Corn fields can contain numerous pathogens in the soil that are capable of infecting corn seeds and seedlings. Corn planted into a well-prepared seedbed with warm conditions that allow it to emerge quickly, can generally outgrow the effects of pathogen attack. However, corn planted into cold, wet soils that emerges more slowly can be susceptible to injury from soilborne pathogens. Soilborne pathogens may attack seeds and seedlings both before and after plant emergence, as well as the roots and mesocotyl of emerging or established plants.
Time seems to be in short supply, especially right now as farmers are busy with planting, last-minute fertilizations, and field prep. In the midst of all the chaos, it can be easy to lose track of the fields that have been planted and what they need as they develop, emerge and grow.

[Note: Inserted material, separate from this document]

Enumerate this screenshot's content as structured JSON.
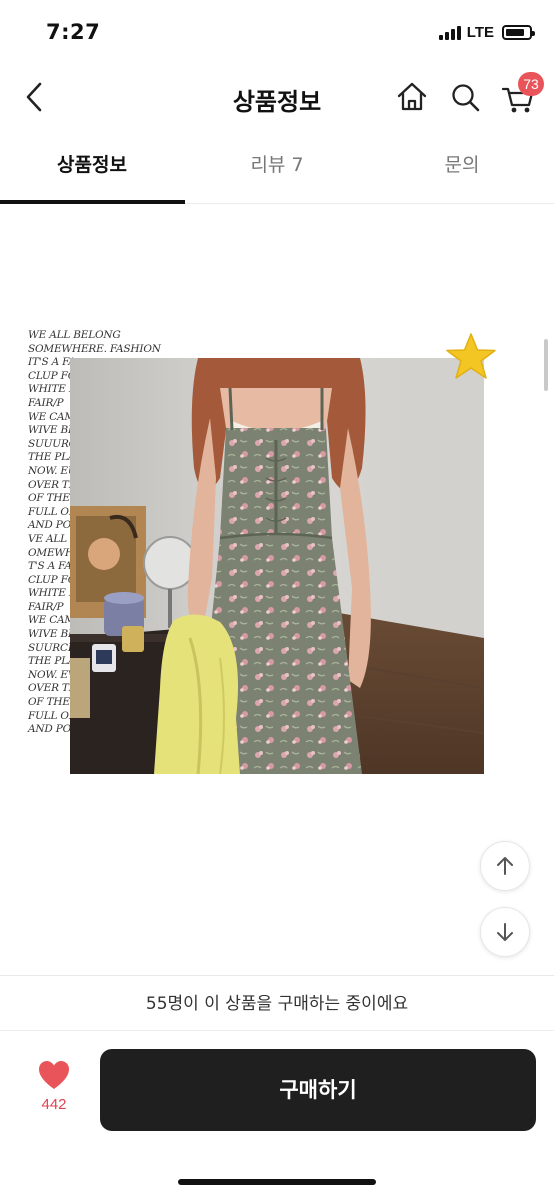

The threat of black cutworms is a possibility every year. These pests arrive yearly in April and May with spring storms after migrating from the South. Their damage can range from very little to severe cases of stand loss in cornfields. Midwest cornfields serve as a main hotspot for these insects.
Alfalfa crops face many insects throughout their growing season. Some of these insects are beneficial and control a variety of pest species throughout the season, while others have the ability to decrease forage tonnage and quality.
Two of the pests that you could be seeing this year are Wireworms and False Wireworms. I will cover the differences between them and tell you a quick way of telling them apart without having to send them to a lab or count body parts. Both pests can attack your corn seedlings and reduce stands or stunt plants thus reducing your yields.